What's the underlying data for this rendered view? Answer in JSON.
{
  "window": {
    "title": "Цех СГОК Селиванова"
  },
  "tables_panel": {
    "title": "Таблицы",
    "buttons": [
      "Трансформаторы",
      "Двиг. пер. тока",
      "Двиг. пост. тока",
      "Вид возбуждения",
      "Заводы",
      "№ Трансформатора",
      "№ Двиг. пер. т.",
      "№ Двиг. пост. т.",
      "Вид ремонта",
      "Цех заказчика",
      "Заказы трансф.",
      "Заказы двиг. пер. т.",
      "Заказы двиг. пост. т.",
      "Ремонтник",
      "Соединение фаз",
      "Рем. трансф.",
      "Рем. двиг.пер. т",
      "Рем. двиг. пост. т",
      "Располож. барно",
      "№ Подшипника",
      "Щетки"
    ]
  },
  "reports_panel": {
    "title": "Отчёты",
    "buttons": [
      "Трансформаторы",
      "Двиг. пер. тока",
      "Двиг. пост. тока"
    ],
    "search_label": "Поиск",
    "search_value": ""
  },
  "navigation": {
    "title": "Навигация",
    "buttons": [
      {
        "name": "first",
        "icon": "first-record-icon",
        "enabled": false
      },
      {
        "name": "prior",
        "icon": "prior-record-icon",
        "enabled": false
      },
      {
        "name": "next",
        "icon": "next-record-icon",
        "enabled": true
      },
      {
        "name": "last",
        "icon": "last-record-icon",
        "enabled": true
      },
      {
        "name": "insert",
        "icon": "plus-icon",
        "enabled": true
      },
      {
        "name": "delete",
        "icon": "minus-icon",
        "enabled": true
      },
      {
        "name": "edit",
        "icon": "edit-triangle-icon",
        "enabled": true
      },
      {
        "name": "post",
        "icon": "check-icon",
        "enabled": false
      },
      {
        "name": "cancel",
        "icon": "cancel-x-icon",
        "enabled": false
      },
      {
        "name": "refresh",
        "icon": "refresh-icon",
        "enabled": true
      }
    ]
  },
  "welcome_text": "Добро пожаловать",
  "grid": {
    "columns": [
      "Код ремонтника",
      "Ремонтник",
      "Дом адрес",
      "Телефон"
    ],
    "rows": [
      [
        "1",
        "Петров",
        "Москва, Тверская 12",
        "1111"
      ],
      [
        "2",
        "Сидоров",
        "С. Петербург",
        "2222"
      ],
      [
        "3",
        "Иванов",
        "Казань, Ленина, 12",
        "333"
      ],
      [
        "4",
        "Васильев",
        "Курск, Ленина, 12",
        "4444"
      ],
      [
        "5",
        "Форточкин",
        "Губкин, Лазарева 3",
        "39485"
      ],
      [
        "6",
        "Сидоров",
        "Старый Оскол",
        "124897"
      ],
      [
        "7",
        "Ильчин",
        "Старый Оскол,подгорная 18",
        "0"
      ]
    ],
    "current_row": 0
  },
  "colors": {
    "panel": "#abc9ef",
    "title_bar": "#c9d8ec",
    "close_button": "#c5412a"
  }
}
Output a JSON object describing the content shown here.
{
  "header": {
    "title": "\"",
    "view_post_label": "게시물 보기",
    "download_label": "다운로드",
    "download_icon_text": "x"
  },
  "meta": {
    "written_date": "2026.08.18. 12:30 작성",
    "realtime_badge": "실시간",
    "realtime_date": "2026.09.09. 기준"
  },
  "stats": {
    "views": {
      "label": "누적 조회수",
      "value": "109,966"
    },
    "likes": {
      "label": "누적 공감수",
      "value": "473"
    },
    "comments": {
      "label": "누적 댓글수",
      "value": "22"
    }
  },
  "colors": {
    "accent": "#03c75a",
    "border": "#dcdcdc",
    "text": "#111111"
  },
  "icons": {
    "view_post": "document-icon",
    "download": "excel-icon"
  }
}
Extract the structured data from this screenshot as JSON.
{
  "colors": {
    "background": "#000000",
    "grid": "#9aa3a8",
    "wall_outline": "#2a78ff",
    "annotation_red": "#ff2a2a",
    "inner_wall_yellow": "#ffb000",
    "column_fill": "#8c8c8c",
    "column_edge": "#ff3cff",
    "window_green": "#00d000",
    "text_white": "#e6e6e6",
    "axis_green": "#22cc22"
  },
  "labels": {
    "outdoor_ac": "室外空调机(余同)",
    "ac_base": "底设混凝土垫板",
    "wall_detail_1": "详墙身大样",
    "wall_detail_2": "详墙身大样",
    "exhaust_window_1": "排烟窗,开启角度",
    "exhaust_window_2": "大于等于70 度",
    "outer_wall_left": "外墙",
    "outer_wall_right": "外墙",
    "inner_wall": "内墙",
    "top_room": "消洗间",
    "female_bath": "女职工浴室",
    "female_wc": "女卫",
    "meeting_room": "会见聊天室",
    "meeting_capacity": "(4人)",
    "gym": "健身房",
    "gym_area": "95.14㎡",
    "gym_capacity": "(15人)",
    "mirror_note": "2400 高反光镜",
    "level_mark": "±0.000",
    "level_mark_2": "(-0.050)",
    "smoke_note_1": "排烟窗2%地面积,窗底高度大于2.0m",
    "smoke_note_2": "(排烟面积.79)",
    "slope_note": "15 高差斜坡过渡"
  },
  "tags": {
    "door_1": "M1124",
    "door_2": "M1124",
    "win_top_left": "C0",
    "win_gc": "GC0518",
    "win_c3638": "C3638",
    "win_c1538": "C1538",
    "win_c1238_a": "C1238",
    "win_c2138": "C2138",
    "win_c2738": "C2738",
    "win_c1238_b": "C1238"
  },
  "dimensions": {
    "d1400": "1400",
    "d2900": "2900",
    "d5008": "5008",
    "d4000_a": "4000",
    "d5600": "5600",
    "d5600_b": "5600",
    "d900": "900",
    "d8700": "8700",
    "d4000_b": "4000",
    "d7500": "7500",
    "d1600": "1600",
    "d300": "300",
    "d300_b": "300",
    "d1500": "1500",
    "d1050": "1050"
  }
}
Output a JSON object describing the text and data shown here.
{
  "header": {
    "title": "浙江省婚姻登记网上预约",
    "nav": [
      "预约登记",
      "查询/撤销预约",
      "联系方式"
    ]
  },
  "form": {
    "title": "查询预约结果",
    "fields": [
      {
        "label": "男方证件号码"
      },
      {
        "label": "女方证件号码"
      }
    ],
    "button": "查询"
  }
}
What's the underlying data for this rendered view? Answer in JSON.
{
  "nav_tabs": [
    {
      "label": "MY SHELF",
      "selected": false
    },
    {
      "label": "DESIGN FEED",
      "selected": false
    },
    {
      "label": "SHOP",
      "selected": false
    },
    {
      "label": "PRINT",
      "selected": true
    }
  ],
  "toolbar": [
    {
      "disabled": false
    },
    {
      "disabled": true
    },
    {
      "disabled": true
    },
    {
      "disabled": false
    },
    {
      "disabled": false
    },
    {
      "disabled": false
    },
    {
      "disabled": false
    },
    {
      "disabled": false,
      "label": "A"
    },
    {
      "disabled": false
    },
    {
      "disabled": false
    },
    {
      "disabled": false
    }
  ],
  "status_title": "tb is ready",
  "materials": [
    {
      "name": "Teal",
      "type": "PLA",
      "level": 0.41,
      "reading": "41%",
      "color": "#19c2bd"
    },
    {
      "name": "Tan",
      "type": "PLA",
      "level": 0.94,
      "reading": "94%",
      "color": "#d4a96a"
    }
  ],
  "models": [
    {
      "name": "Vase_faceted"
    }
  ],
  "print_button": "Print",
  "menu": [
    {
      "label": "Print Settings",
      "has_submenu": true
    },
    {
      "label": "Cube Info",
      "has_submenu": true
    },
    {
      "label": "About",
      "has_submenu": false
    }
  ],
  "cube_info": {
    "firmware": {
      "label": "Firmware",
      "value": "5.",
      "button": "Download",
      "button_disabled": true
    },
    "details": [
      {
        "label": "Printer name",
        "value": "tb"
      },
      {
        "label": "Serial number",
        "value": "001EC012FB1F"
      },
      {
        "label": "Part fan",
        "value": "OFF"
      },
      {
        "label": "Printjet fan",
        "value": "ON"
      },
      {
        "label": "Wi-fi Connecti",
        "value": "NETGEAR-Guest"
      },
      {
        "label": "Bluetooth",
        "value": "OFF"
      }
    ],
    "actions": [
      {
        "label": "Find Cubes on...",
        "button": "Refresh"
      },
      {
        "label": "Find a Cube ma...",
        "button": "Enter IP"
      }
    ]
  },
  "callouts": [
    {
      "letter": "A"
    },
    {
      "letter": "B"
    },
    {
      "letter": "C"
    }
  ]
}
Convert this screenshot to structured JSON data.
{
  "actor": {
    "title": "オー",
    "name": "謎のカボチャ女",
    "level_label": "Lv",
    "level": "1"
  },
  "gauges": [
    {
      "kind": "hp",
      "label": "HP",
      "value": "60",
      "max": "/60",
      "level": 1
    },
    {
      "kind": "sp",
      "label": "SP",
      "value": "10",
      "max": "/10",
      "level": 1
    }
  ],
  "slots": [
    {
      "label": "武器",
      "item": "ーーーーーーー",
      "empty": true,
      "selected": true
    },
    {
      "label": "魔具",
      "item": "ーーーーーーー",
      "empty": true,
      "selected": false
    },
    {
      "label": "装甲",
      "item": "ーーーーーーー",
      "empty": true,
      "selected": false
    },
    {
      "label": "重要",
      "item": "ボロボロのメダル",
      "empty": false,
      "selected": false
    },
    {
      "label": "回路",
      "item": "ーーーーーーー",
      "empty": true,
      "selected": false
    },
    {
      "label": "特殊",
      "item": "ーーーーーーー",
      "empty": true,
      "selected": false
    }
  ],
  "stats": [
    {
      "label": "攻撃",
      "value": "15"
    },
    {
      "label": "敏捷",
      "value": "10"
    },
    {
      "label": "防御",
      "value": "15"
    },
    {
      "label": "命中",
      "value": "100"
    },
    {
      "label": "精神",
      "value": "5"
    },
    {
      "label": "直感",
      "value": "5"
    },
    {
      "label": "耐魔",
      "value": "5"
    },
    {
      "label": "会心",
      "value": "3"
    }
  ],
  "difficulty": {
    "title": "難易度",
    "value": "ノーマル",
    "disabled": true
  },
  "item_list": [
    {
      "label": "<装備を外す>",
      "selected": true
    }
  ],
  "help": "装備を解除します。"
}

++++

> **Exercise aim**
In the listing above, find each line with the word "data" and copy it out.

> **Result**
What's the underlying data for this rendered view? Answer in JSON.
Extract the structured data from this screenshot as JSON.
Output a JSON object describing the text and data shown here.
What's the underlying data for this rendered view? Answer in JSON.
Convert this screenshot to structured JSON data.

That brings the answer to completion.